YOUR TASK: Whatever the records say, give every one of them again exactly.

[[ DATASET EXTRACT open ]]

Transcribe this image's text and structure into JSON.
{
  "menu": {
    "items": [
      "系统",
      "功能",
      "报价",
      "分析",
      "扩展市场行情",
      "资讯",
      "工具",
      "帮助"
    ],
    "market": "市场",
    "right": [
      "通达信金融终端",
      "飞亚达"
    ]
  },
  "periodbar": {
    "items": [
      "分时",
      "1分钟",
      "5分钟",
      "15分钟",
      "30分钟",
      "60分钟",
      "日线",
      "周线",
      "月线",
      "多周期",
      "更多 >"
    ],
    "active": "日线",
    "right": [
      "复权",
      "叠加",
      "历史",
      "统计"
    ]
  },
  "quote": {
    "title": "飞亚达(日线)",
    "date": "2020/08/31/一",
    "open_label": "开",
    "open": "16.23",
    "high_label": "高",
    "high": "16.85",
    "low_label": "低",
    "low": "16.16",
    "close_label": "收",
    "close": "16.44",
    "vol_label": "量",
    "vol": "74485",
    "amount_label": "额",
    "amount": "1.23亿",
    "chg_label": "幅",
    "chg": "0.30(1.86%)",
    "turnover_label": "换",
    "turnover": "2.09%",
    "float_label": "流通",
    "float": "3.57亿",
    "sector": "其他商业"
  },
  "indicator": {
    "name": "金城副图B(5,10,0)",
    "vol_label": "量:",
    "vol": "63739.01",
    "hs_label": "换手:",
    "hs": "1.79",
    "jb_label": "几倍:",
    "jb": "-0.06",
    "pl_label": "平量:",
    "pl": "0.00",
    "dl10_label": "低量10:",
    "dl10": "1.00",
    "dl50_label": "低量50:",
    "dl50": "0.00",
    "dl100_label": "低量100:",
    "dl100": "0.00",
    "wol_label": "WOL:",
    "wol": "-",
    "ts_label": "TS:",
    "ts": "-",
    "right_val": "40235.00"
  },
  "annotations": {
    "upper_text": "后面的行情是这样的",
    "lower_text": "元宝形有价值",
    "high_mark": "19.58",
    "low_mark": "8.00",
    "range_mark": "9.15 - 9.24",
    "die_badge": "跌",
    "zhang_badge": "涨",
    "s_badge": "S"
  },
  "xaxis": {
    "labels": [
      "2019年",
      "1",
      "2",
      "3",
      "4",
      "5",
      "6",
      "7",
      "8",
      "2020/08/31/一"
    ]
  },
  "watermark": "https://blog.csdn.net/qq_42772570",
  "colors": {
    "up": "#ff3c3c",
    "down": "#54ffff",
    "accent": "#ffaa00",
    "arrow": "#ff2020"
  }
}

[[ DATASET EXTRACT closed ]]

OUTPUT OF THE EXERCISE:
Transcribe this image's text and structure into JSON.
{
  "menu": {
    "items": [
      "系统",
      "功能",
      "报价",
      "分析",
      "扩展市场行情",
      "资讯",
      "工具",
      "帮助"
    ],
    "market": "市场",
    "right": [
      "通达信金融终端",
      "飞亚达"
    ]
  },
  "periodbar": {
    "items": [
      "分时",
      "1分钟",
      "5分钟",
      "15分钟",
      "30分钟",
      "60分钟",
      "日线",
      "周线",
      "月线",
      "多周期",
      "更多 >"
    ],
    "active": "日线",
    "right": [
      "复权",
      "叠加",
      "历史",
      "统计"
    ]
  },
  "quote": {
    "title": "飞亚达(日线)",
    "date": "2020/08/31/一",
    "open_label": "开",
    "open": "16.23",
    "high_label": "高",
    "high": "16.85",
    "low_label": "低",
    "low": "16.16",
    "close_label": "收",
    "close": "16.44",
    "vol_label": "量",
    "vol": "74485",
    "amount_label": "额",
    "amount": "1.23亿",
    "chg_label": "幅",
    "chg": "0.30(1.86%)",
    "turnover_label": "换",
    "turnover": "2.09%",
    "float_label": "流通",
    "float": "3.57亿",
    "sector": "其他商业"
  },
  "indicator": {
    "name": "金城副图B(5,10,0)",
    "vol_label": "量:",
    "vol": "63739.01",
    "hs_label": "换手:",
    "hs": "1.79",
    "jb_label": "几倍:",
    "jb": "-0.06",
    "pl_label": "平量:",
    "pl": "0.00",
    "dl10_label": "低量10:",
    "dl10": "1.00",
    "dl50_label": "低量50:",
    "dl50": "0.00",
    "dl100_label": "低量100:",
    "dl100": "0.00",
    "wol_label": "WOL:",
    "wol": "-",
    "ts_label": "TS:",
    "ts": "-",
    "right_val": "40235.00"
  },
  "annotations": {
    "upper_text": "后面的行情是这样的",
    "lower_text": "元宝形有价值",
    "high_mark": "19.58",
    "low_mark": "8.00",
    "range_mark": "9.15 - 9.24",
    "die_badge": "跌",
    "zhang_badge": "涨",
    "s_badge": "S"
  },
  "xaxis": {
    "labels": [
      "2019年",
      "1",
      "2",
      "3",
      "4",
      "5",
      "6",
      "7",
      "8",
      "2020/08/31/一"
    ]
  },
  "watermark": "https://blog.csdn.net/qq_42772570",
  "colors": {
    "up": "#ff3c3c",
    "down": "#54ffff",
    "accent": "#ffaa00",
    "arrow": "#ff2020"
  }
}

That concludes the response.